Tuesday, April 27, 2021

On the Coffee Table: Gabrielle Hamilton

Title: Blood, Bones & Butter: The Inadvertant Education of a Reluctant Chef
Author: Gabrielle Hamilton

via Amazon

Gabrielle Hamilton is the chef/owner of Prune, a restaurant in New York City.  Blood, Bones & Butter is her memoir covering childhood to the professional success and personal struggles of middle age.  Her history is an undeniably colorful one.  Essentially abandoned when her parents divorced, she took to hard living quickly - snorted her first line of cocaine at age 13.  But what she lacked in personal discipline she more than made up for with a willingness to work hard.  She entered the restaurant business at about the same age and was hustling tables as a cocktail waitress in NYC by 16.  She found her way into catering which eventually led to her buying her own place, never having even worked the line in a restaurant kitchen before.  Along the way, there was college, a backpacking trip through Europe and an MFA in creative writing at Michigan.

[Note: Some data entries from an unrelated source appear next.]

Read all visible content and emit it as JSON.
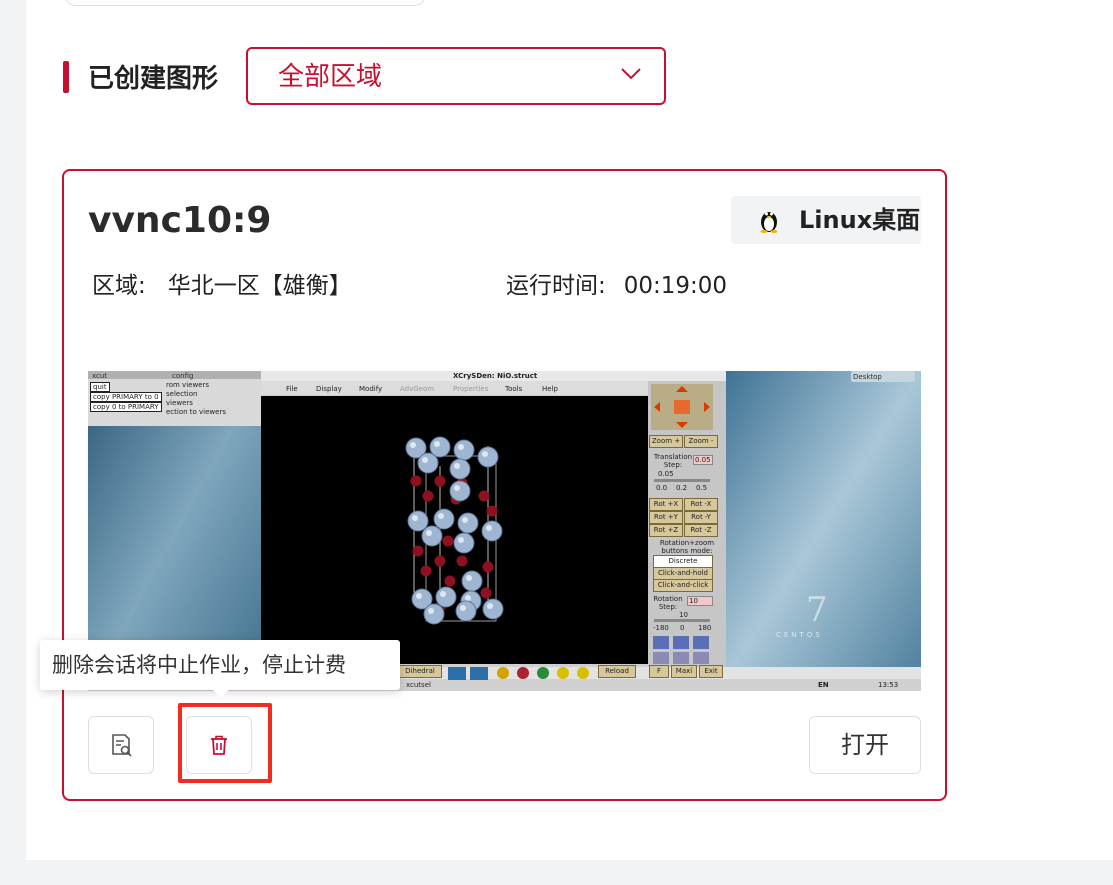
{
  "section": {
    "title": "已创建图形"
  },
  "region_filter": {
    "value": "全部区域"
  },
  "session": {
    "name": "vvnc10:9",
    "os_label": "Linux桌面",
    "region_label": "区域:",
    "region_value": "华北一区【雄衡】",
    "runtime_label": "运行时间:",
    "runtime_value": "00:19:00"
  },
  "tooltip": {
    "text": "删除会话将中止作业，停止计费"
  },
  "actions": {
    "open_label": "打开"
  },
  "preview": {
    "window_title": "XCrySDen: NiO.struct",
    "menu": [
      "File",
      "Display",
      "Modify",
      "AdvGeom",
      "Properties",
      "Tools",
      "Help"
    ],
    "left_buttons": [
      "quit",
      "copy PRIMARY to 0",
      "copy 0 to PRIMARY"
    ],
    "left_lines": [
      "rom viewers",
      "selection",
      "viewers",
      "ection to viewers"
    ],
    "small_title_a": "xcut",
    "small_title_b": "config",
    "desktop_label": "Desktop",
    "zoom_in": "Zoom +",
    "zoom_out": "Zoom -",
    "translation_label": "Translation Step:",
    "translation_value": "0.05",
    "slider_ticks_a": [
      "0.0",
      "0.2",
      "0.5"
    ],
    "slider_value_a": "0.05",
    "rot_buttons": [
      "Rot +X",
      "Rot -X",
      "Rot +Y",
      "Rot -Y",
      "Rot +Z",
      "Rot -Z"
    ],
    "rotation_mode_label": "Rotation+zoom buttons mode:",
    "modes": [
      "Discrete",
      "Click-and-hold",
      "Click-and-click"
    ],
    "rotation_step_label": "Rotation Step:",
    "rotation_step_value": "10",
    "slider_ticks_b": [
      "-180",
      "0",
      "180"
    ],
    "slider_value_b": "10",
    "bottom_buttons": [
      "Dihedral",
      "Reload",
      "F",
      "Maxi",
      "Exit"
    ],
    "taskbar_item": "xcutsel",
    "tray_lang": "EN",
    "tray_clock": "13:53",
    "centos_number": "7",
    "centos_text": "CENTOS"
  }
}
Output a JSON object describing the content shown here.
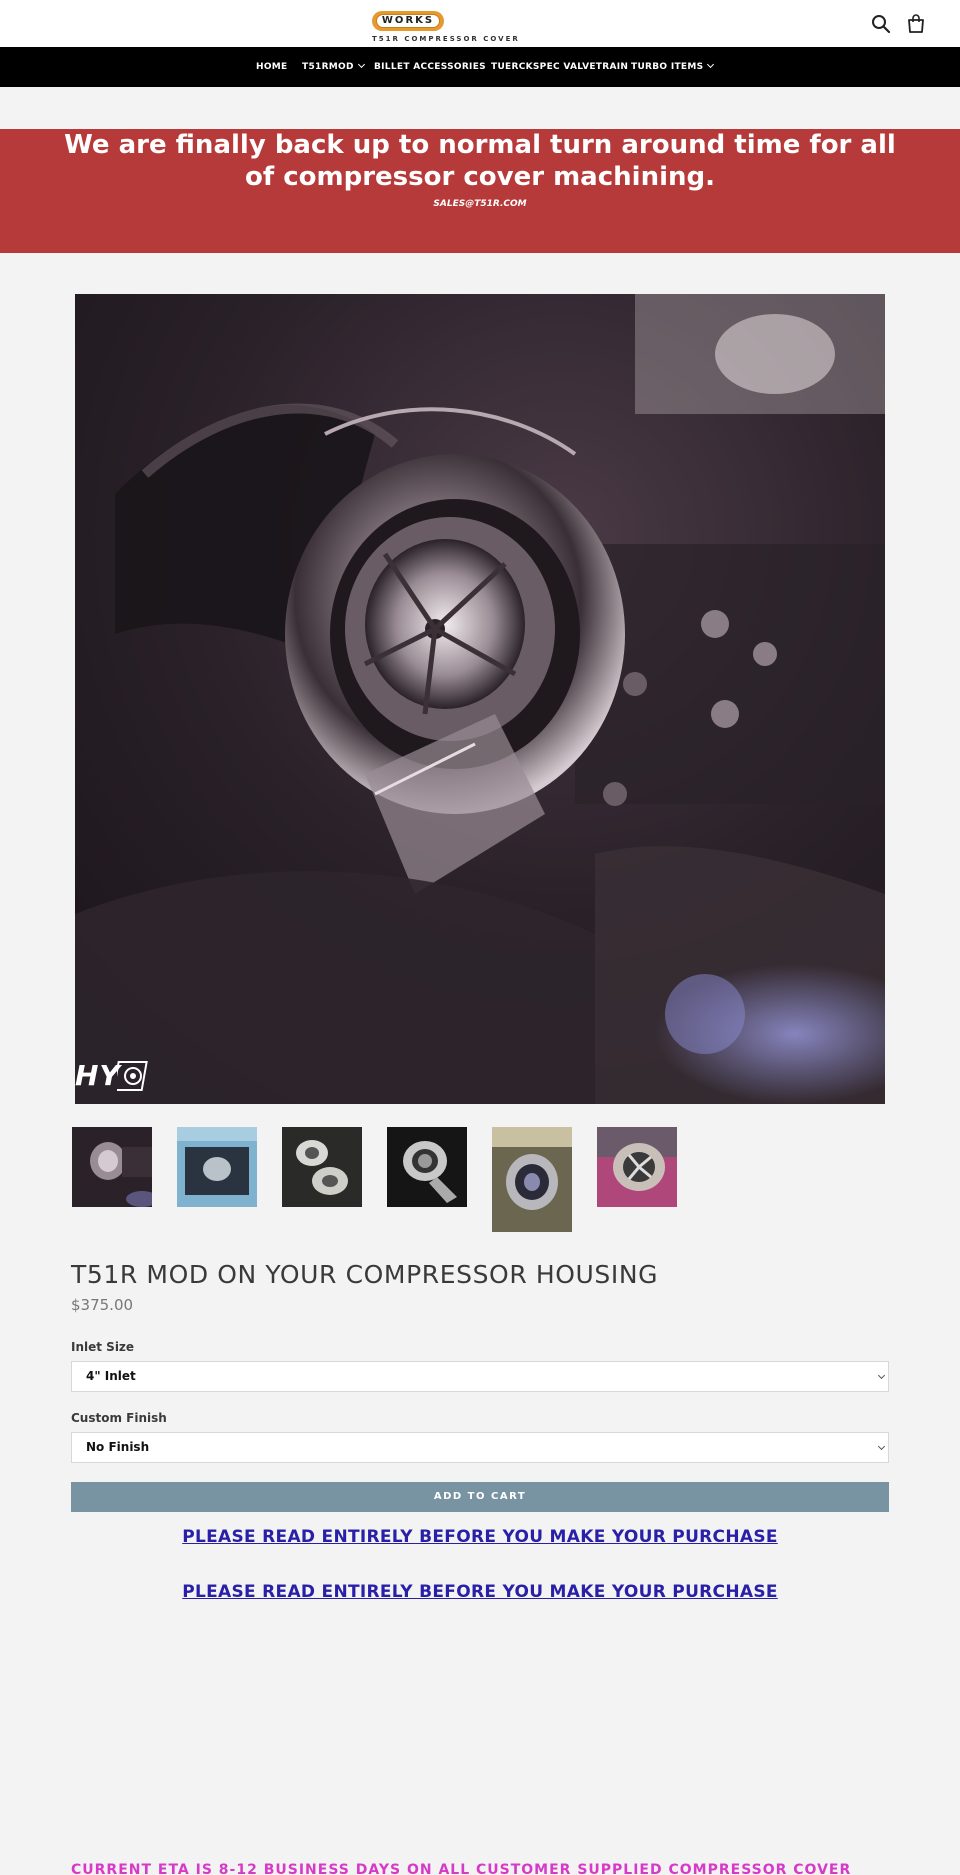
{
  "header": {
    "logo_text": "WORKS",
    "logo_subtitle": "T51R COMPRESSOR COVER",
    "search_icon": "search-icon",
    "cart_icon": "bag-icon"
  },
  "nav": {
    "items": [
      {
        "label": "HOME",
        "dropdown": false
      },
      {
        "label": "T51RMOD",
        "dropdown": true
      },
      {
        "label": "BILLET ACCESSORIES",
        "dropdown": false
      },
      {
        "label": "TUERCKSPEC VALVETRAIN",
        "dropdown": false
      },
      {
        "label": "TURBO ITEMS",
        "dropdown": true
      }
    ]
  },
  "announcement": {
    "title": "We are finally back up to normal turn around time for all of compressor cover machining.",
    "email": "SALES@T51R.COM",
    "background": "#b73a3a"
  },
  "product": {
    "image_watermark": "HY",
    "thumbnails": [
      {
        "alt": "turbo in engine bay"
      },
      {
        "alt": "engine bay blue"
      },
      {
        "alt": "two compressor housings"
      },
      {
        "alt": "compressor housing studio"
      },
      {
        "alt": "compressor cover closeup"
      },
      {
        "alt": "compressor wheel"
      }
    ],
    "title": "T51R MOD ON YOUR COMPRESSOR HOUSING",
    "price": "$375.00",
    "options": [
      {
        "label": "Inlet Size",
        "value": "4\" Inlet"
      },
      {
        "label": "Custom Finish",
        "value": "No Finish"
      }
    ],
    "add_to_cart": "ADD TO CART",
    "button_color": "#7894a3"
  },
  "description": {
    "read_notice_1": "PLEASE READ ENTIRELY BEFORE YOU MAKE YOUR PURCHASE",
    "read_notice_2": "PLEASE READ ENTIRELY BEFORE YOU MAKE YOUR PURCHASE",
    "eta": "CURRENT ETA IS 8-12 BUSINESS DAYS ON ALL CUSTOMER SUPPLIED COMPRESSOR COVER",
    "eta_color": "#d63ac8",
    "link_color": "#2a20a8"
  }
}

Her restaurant is a successful one and it's impossible not to admire Hamilton and her uncompromising approach.  She writes beautifully.  The time in Ann Arbor paid off.  But I can't say I envy her.  There's a lesson in her story: life can be messy, even (especially?) for apparently successful people.  Her emotional life is disastrous.  As the book ends, her marriage is on the verge of falling apart and the warning signs have been evident from the beginning.  On top of everything else, she's a devoted mother and juggling work and family requires daily heroic effort.  I am confident in saying, it's more than I could handle myself.

Successful doesn't necessarily equal happy.

As such, the book, while well-written, is frequently difficult to read.  To her credit, Hamilton never paints herself as the victim, fully owning her contributions to her frustrations.  But still, for me it's a stressful read, like watching someone walk a tight rope over a deep ravine.  I would happily eat at Hamilton's table any time but as a friend, she would drive me nuts.


  1. Replies
    1. That's a good word for it. As I said, the quality of the writing is excellent. But sometimes, it's just too much.

  2. Actually, this sounds like a good (but difficult) read. After a little distance after my last Cormac McCarthy book, I would like to pick this book up.


    1. Indeed, I think you would enjoy it. It could pair well with Kitchen Confidential. I prefer Bourdain's sense of humor but the female perspective - not to mention, a more professionally successful perspective - on a similar story is fascinating.

  3. The book sounds interesting, but discomfiting.


    1. I guess I wish I found her more like-able. I definitely admire her. But on a personal level, I would find her stressful.